▸ **Try it**
Give every line of the data again, exactly.

***** Exercise inputs *****

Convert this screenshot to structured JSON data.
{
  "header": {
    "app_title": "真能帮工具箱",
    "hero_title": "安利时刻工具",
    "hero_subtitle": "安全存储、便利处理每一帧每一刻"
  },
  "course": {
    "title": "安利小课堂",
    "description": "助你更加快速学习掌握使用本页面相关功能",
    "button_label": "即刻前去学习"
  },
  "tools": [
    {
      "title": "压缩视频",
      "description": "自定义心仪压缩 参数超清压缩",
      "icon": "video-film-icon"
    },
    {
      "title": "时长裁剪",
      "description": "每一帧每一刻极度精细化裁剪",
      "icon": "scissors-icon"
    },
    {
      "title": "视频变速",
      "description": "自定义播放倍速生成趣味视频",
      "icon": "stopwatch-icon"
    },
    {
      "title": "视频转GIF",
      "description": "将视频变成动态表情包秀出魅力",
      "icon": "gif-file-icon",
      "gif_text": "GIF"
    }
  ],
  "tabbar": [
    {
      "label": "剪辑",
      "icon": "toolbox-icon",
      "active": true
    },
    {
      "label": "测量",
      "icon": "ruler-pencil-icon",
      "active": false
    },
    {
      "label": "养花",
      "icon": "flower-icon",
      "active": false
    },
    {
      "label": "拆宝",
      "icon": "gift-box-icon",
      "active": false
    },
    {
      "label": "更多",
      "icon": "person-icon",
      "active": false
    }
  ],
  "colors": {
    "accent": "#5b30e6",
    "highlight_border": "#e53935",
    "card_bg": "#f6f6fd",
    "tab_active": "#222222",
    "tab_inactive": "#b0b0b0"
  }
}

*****

▸ **Solved exercise**
Convert this screenshot to structured JSON data.
{
  "header": {
    "app_title": "真能帮工具箱",
    "hero_title": "安利时刻工具",
    "hero_subtitle": "安全存储、便利处理每一帧每一刻"
  },
  "course": {
    "title": "安利小课堂",
    "description": "助你更加快速学习掌握使用本页面相关功能",
    "button_label": "即刻前去学习"
  },
  "tools": [
    {
      "title": "压缩视频",
      "description": "自定义心仪压缩 参数超清压缩",
      "icon": "video-film-icon"
    },
    {
      "title": "时长裁剪",
      "description": "每一帧每一刻极度精细化裁剪",
      "icon": "scissors-icon"
    },
    {
      "title": "视频变速",
      "description": "自定义播放倍速生成趣味视频",
      "icon": "stopwatch-icon"
    },
    {
      "title": "视频转GIF",
      "description": "将视频变成动态表情包秀出魅力",
      "icon": "gif-file-icon",
      "gif_text": "GIF"
    }
  ],
  "tabbar": [
    {
      "label": "剪辑",
      "icon": "toolbox-icon",
      "active": true
    },
    {
      "label": "测量",
      "icon": "ruler-pencil-icon",
      "active": false
    },
    {
      "label": "养花",
      "icon": "flower-icon",
      "active": false
    },
    {
      "label": "拆宝",
      "icon": "gift-box-icon",
      "active": false
    },
    {
      "label": "更多",
      "icon": "person-icon",
      "active": false
    }
  ],
  "colors": {
    "accent": "#5b30e6",
    "highlight_border": "#e53935",
    "card_bg": "#f6f6fd",
    "tab_active": "#222222",
    "tab_inactive": "#b0b0b0"
  }
}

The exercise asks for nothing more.